Director Taufiq Kamal — who is also a production designer and art director — has done television advertisements for KFC and Horlicks, as well as designing sets for films such as Terbaik Dari Langit and Kami Histeria. However, we were first acquainted with Taufiq via his directorial debut Rozita Binti Roslan, which won first place at the 2014 BMW Shorties, awarding him with a production grant of RM75,000. With that sum of money, the 30-year-old Lim Kok Wing university alumnus made his latest short film entitled Terbit 23 about a struggling writer, Aditya, who is transfixed by the mysterious and comely Airis. Predicting that the man is set for greater things in the film industry in the offing, JUICE spoke to Taufiq about his two films, the MPDG trope, and more.
Who are some of the filmmakers that inspire you? And what was the film or director that prompted you to pursue a career in this field?
Well, I’m a big fan of Michel Gondry — his movies and his style of filmmaking have influenced me in my process. Another director who I look up to is Wes Anderson. The first movie that I ever watched that made me want to make films was Darren Aronofsky’s Requiem For A Dream.

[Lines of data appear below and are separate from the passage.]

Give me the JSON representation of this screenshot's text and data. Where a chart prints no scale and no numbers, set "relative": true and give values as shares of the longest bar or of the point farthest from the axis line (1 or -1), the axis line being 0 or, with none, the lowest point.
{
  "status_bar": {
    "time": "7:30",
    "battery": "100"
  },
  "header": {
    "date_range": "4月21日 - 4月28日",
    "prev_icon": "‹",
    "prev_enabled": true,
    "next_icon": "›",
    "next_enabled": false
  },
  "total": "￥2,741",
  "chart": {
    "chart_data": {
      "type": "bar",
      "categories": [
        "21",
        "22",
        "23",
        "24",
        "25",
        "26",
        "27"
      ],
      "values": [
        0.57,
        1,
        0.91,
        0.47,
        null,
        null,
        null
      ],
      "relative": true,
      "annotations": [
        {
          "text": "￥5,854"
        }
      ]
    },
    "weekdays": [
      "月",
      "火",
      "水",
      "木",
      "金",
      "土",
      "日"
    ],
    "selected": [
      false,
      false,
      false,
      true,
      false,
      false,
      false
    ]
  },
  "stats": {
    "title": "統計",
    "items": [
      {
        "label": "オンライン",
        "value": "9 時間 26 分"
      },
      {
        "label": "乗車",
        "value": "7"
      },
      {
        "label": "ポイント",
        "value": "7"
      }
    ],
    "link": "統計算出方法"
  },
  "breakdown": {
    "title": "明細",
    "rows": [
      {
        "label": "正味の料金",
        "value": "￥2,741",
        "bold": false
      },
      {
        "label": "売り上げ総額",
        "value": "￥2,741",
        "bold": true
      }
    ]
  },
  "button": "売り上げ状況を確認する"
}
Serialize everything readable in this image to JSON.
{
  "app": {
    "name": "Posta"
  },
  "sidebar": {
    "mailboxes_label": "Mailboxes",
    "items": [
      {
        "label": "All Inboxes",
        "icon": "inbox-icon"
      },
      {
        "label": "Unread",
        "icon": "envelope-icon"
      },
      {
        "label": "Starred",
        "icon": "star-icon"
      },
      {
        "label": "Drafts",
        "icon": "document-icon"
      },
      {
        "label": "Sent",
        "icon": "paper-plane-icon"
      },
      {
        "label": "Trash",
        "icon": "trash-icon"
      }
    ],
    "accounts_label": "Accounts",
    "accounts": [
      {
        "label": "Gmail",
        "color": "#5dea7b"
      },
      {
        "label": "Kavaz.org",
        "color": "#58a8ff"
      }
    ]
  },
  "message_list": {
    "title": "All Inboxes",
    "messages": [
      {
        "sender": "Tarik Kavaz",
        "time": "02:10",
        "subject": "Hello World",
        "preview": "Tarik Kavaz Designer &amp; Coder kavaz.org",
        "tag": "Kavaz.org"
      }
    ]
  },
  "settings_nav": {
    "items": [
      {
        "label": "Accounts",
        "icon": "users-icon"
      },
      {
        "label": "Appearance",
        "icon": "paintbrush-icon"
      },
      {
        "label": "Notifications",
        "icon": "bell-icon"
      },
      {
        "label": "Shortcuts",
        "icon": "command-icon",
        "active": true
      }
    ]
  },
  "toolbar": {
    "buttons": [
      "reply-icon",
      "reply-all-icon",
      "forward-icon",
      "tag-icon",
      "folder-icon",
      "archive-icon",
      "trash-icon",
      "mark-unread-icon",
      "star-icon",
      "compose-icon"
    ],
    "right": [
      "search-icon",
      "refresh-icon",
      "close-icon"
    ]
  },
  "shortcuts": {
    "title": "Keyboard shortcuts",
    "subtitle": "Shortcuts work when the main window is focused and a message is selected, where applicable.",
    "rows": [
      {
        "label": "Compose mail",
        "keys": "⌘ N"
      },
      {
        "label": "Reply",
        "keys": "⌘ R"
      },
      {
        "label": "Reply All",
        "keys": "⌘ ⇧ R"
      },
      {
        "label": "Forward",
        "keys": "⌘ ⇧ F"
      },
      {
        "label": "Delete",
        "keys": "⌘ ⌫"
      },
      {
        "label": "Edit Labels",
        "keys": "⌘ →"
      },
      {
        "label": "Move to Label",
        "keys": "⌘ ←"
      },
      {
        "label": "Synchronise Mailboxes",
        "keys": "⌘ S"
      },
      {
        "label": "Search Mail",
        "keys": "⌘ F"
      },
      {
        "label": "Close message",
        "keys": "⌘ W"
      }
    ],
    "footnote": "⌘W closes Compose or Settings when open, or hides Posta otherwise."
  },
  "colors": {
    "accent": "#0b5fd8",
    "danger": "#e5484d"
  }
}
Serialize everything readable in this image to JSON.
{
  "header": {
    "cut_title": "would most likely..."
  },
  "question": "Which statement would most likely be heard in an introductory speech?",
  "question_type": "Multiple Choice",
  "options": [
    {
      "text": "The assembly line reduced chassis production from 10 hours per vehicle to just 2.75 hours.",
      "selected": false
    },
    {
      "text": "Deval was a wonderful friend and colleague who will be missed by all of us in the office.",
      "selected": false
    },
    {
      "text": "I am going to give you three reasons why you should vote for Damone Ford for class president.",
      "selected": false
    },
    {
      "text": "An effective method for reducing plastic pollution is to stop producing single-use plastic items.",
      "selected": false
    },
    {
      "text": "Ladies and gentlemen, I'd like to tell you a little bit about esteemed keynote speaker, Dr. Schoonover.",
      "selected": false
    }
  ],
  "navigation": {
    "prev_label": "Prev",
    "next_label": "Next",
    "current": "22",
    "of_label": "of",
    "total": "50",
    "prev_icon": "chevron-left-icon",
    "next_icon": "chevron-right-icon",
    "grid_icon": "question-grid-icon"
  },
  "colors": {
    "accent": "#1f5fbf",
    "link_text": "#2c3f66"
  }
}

Rozita Binti Roslan was your directorial debut, yes? How did you fund the project?
Yes, Rozita was my first directing debut — it was self-funded. Pidos and John Hafiz were the first initial team who came up with Rozita. It was a very small team and was shot very lo-fi.
Rozita Binti Roslan was also your entry for the 2014 BMW Shorties — and it won first place and the RM75,000 grant. Was there pressure surrounding the making of Terbit 23?
When we submitted Rozita, we didn’t think that we would win the grand prize. Our initial aim was to get at least [somewhere in] the Top 10, and when we did, we were already ecstatic, what more with winning the grant. There wasn’t a lot of pressure, but I guess we wanted to produce a different film from Rozita.
Why did you decide to use the grant to make the story of Terbit 23 come to life? Was Terbit 23 a film you’ve always wanted to tell on screen?
Rozita was us being very playful, so we decided then we wanted a different approach this time. That’s when we came up with Terbit 23. We wanted to share a piece of us through [the film], to trigger certain emotions visually and audibly. And with the grant, we could play around with more ways and techniques to execute our visions onto film.
How long did it take for you and your team to conceive Terbit 23 — from initial idea to the final outcome?
From the initial stage, we came up with the story, and finishing the script took us three months to finalise everything; assembling the team together and pre-production was a month [long]. The initial shooting days were only three days, and the post-production took us another month.
Was RM75,000 enough to make the short film?
Yes, the grant was enough to fund the whole film, and I guess you kinda have to work within the budget that’s been given. Just being realistic.
How did you manage to get Zul from Dirgahayu to score Terbit 23? Did you have a hand in the making of the song?
I’m a fan of Akta Angkasa and Dirgahayu, but I didn’t personally know him. He’s actually good friends with Firdaus (scriptwriter), John Hafiz (editor), and also Jonny (producer). I discussed the concept and the direction of the music for Terbit with the team, and they suggested Zul. So I met Zul and told him about Terbit 23, and he was really excited about being on board. I told him what emotions that I wanted to [be triggered] in each scene, the direction of the film, and the rest was his magic.
How did you decide on the casting of the actors for Aditya and Airis? Dali isn’t exactly known for being an actor for one…
John Hafiz — the editor — was also the casting manager for the film; the process was very interesting as we used social media as a platform. We met them over coffee to see whether their personalities suited the characters, [and we] had a screen test. There were certain looks that we were looking for both Aditya and Airis — a certain presence and chemistry — and Dali and Bianca played both of the characters really well.
In Rozita Binti Roslan and Terbit 23, the characters in both films deal with identity and existential questions. Are these types of heavy reflections about life something that mirror how you feel personally?
Rozita and Terbit both have identity and existential elements in them — I guess it’s the questions that you constantly ask yourself in life or the voices in your head, finding your muse. It’s kinda like you’re subconsciously talking to yourself. And I do that, I talk to myself and have these things at the back of my head.
Though the female characters are not outwardly quirky, they do have some Manic Pixie Dream Girl qualities to them in that they are there to help the male characters figure themselves out. As a director, what do you think of the MPDG archetype?
Well, we are just trying to tell a story from our point of view, the roles can be reversed; either way the message or story would still be the same. It’s that subconscious voice in you; the voice in your head is what I’m portraying in a form of a female character and vice versa.
As someone who’s still a relatively young director, how is the local film industry from your perspective?
The local film industry has a lot of potential, it’s growing. It needs support from the audience as well; we are at the age of the digital era where everything is so easy and quick, be it music, art or films. So I hope more young filmmakers would come out, and with this, the industry can grow and develop.
More from BMW Shorties here.